We are all AI free data workers

We are all AI free data workers | itkovian

Chandhiramowuli tells me about a case where a data annotator in India had to distinguish between images of soda bottles and pick out the ones that looked like Dr. Pepper. But Dr. Pepper is not a product that is sold in India, and the onus was on the data logger to figure that out.

The expectation is that the annotators understand the values ​​that are important to the company, says Chandhiramowuli. “They’re not just learning about these distant, distant things that are absolutely meaningless to them, they’re also trying to figure out not just what other contexts are, but what are the priorities of the system they’re building,” he says.

Indeed, we are all data workers for big tech companies, whether we are aware of it or not, say researchers from the University of California, Berkeley, the University of California, Davis, the University of Minnesota and Northwestern University in a new card presented to the FAccT.

AI models of text and images are trained using huge datasets that have been pulled from the internet. This includes our personal data and the copyrighted works of artists, and that data we created is now forever part of an AI model built for a business to make money. We unknowingly contribute our work for free by uploading our photos to public sites, upvoting comments on Reddit, tagging images on reCAPTCHA, or searching online.

Right now, the balance of power is heavily weighted in favor of some of the biggest tech companies in the world.

To change that, we need a data revolution and regulation.
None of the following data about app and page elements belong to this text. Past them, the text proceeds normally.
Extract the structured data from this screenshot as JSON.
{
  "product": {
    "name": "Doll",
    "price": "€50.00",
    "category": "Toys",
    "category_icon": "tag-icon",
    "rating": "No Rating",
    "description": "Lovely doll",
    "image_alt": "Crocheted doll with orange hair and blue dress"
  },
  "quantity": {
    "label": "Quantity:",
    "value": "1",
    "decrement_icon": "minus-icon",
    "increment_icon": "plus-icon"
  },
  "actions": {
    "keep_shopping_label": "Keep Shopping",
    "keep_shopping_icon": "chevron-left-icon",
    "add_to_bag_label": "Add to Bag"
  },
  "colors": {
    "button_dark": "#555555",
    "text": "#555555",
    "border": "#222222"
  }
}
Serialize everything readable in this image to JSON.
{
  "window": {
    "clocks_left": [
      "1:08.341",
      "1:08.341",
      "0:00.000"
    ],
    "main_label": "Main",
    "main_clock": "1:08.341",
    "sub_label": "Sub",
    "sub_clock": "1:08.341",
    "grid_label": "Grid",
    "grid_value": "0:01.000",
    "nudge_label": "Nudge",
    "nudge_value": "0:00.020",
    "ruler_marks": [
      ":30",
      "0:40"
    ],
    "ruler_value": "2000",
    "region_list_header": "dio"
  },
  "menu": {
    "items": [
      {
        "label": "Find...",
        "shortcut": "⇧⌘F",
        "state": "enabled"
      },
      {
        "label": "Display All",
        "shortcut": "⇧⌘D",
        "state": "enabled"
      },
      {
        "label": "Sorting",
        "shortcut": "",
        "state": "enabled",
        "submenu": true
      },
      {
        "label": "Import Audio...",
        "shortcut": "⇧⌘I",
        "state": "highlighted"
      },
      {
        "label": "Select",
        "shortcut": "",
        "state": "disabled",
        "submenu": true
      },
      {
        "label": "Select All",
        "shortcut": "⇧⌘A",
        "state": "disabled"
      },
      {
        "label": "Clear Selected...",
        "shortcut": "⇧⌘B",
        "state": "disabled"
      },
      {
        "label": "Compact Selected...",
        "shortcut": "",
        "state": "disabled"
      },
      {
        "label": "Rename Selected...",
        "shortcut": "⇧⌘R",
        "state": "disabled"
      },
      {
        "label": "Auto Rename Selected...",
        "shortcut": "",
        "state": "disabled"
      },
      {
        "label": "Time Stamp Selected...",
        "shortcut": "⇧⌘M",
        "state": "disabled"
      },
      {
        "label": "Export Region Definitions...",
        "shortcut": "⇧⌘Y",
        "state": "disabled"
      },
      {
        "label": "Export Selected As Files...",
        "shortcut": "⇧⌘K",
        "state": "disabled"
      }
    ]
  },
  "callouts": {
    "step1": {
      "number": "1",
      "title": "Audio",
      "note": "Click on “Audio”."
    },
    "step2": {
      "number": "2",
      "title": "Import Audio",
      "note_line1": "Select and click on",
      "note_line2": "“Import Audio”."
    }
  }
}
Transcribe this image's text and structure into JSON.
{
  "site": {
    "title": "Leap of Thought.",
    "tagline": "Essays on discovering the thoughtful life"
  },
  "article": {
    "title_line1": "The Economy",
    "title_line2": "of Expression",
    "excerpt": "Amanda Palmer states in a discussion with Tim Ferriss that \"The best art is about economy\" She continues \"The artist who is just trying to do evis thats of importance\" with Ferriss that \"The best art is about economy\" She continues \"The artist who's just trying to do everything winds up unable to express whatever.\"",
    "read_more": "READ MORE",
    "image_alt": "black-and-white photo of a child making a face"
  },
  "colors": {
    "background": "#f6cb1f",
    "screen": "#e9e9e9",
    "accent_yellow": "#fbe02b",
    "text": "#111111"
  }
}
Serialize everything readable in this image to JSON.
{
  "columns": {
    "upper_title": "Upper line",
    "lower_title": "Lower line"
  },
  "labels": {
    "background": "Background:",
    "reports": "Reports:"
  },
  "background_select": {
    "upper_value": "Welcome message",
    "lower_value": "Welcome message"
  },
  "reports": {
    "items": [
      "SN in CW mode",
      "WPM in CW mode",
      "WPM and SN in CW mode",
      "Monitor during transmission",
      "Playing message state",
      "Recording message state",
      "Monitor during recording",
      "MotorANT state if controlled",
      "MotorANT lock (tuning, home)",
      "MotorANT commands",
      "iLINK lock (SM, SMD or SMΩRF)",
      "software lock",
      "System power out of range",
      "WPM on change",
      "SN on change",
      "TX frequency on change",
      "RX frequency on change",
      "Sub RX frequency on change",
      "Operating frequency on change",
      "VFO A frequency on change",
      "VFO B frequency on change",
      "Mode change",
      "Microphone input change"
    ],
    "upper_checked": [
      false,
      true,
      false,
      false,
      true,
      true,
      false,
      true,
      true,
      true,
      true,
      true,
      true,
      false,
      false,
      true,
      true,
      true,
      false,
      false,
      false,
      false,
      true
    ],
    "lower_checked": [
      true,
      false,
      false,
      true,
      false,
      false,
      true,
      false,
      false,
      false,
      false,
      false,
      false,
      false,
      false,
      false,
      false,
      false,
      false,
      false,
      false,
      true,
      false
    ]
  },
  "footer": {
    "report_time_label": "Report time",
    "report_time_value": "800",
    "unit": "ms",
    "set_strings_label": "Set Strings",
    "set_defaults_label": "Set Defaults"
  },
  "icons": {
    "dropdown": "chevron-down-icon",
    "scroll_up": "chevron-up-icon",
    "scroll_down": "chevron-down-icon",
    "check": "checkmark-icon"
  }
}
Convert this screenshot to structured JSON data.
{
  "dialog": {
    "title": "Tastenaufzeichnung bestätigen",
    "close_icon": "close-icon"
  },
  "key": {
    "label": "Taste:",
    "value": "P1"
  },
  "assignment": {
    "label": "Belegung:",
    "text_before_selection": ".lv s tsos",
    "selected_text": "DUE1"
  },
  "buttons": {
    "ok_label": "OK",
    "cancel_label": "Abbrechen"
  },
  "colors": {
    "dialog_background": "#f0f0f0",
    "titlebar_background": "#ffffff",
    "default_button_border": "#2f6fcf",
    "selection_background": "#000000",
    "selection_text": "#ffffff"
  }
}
The researchers argue that one way people can take control of their online existence is by supporting transparency around how data is used and by finding ways to give people the right to offer feedback and share revenues from using their data. data.

While this data work forms the backbone of modern AI, data work remains chronically undervalued and invisible around the world, and wages remain low for annotators.

“There is absolutely no recognition of what the contribution of data work is,” says Chandhiramowuli.

Hi, I’m Samuel